Then Sings My Soul

Then Sings My Soul

What stirs your soul to sense and express the greatness of God? As we listen to the lyrics of this classic hymn I think many of us can relate to these scenarios moving us to glimpse through the veil and grasp a bit of His splendor.

While serving in the military our family was stationed overseas several times. One of our favorite places to visit was the Alps, and for several years we lived near the Black Forest. So, when the lyrics speak of the lofty mountain peaks and forest glades my mind automatically goes there, and to the experiences of God’s beauty and majesty displayed in those places. I was fortunate enough to be able to do some personal retreats in those mountains, focusing on the Lord as I walked with Him through the glories of what His hands had wrought. Yes, my soul sang of His greatness there! But I’m sure that each of us have had our own experiences, whether it’s in the Smokies, the Rockies, or another range, or even walking in Starved Rock in downstate Illinois. Anyone can appreciate the beauty of such places, but only God’s beloved children will find their souls stirred into worship as they fellowship with Him in the midst of the wonders of His hand.

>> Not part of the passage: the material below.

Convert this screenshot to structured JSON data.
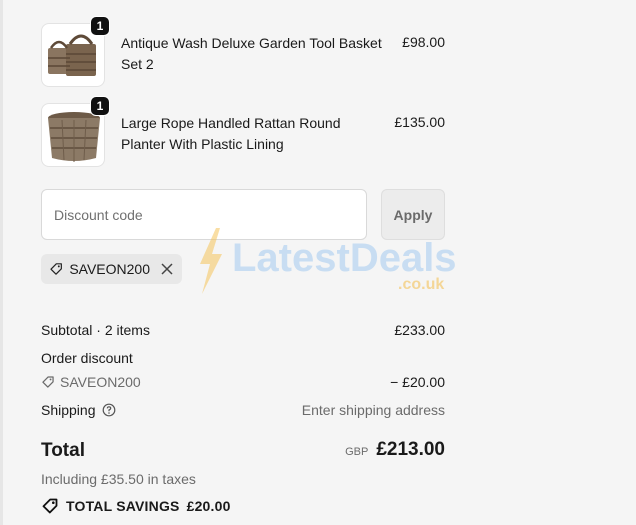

When I was a teen on a mission trip to Oklahoma we climbed up on a mesa at night and laid there watching the stars shine brighter than any we had seen back home in the glare of the streetlights, and one of our leaders told us about the constellations. Our souls sang a little bit more that night as we opened ourselves to new knowledge of God’s wonders on display. It is a little bit difficult for us to think about how vast the universe is beyond us, going on endlessly, but our God fills it all! What we cannot even fathom He has created and controls, from the macro to the micro! How great He is! It is something that is laid out before us night after night, but how often do we let it move our souls to wonder at Him, and sing of His greatness?

We have just come through the season of Good Friday and Easter when we focus on the amazing salvation that has been granted to us. How often throughout the year do we pause to think “that God His Son not sparing, sent Him to die” for us? Do regularly we ponder that He would so willingly give His life for us; He would so willingly bear the scorn, shame, and stench of our sin? Do we marvel that holy God would desire to have union with sinful you and me? Do we revel in the reality of how great is our salvation that this loving God has given us? Does it daily stir our hearts to sing, “How great Thou art”? It is far too easy and too natural for us to get used to a fact and no longer be stunned by it, but something this wonderful needs to be cultivated into a lasting source of amazement and worship, because the truth of it astounds the hosts of heaven. The grace and mercy of God is worthy of all of our continual and heart-felt expressions of “How great Thou art.”

Although this anthem does not mention this aspect, recently I have been touched by another reason for sensing and expressing the greatness of our God. This perhaps unlikely prompting is coming from walking alongside through the sufferings of other believers. As I pray for them and encourage them, they respond to me by telling me what the Lord means to them, how He is meeting them in their time of deepest need. They own their struggle to hold on, and the fears that arise, but also testify to how God holds onto them when they are too weak to cling to Him, and how He whispers His peace to their fainting hearts. When I see how faithful and compassionate He is with these sufferers, my soul sings of His greatness. My heart is encouraged by His love. My faith grows as I see Him keeping His promises, for He never fails. And I can testify that He has been ever faithful in my own suffering, as well!

What about you? Where are those intersections in your own life where God pulls back the veil to show you His greatness? What stirs your own soul to sing, “How great Thou art”? Let me encourage you to take a bit of time to ponder that, to remember those times, to invite new encounters with His greatness through awareness, and to renew your praise to Him for the times you have experienced His greatness in the past. As I said, human nature is to relegate the past to “been there, done that,” but the divine nature within us calls us to fan the embers of those past and present visions of His grandeur into the flames of worship, adoration, and praise.

When our souls overflow with those songs, we will carry their expressions on our faces and in our words to those around us. May we increasingly radiate our knowledge of Him and His greatness that He will receive not only our praise, but the praises of those who witness Him in us.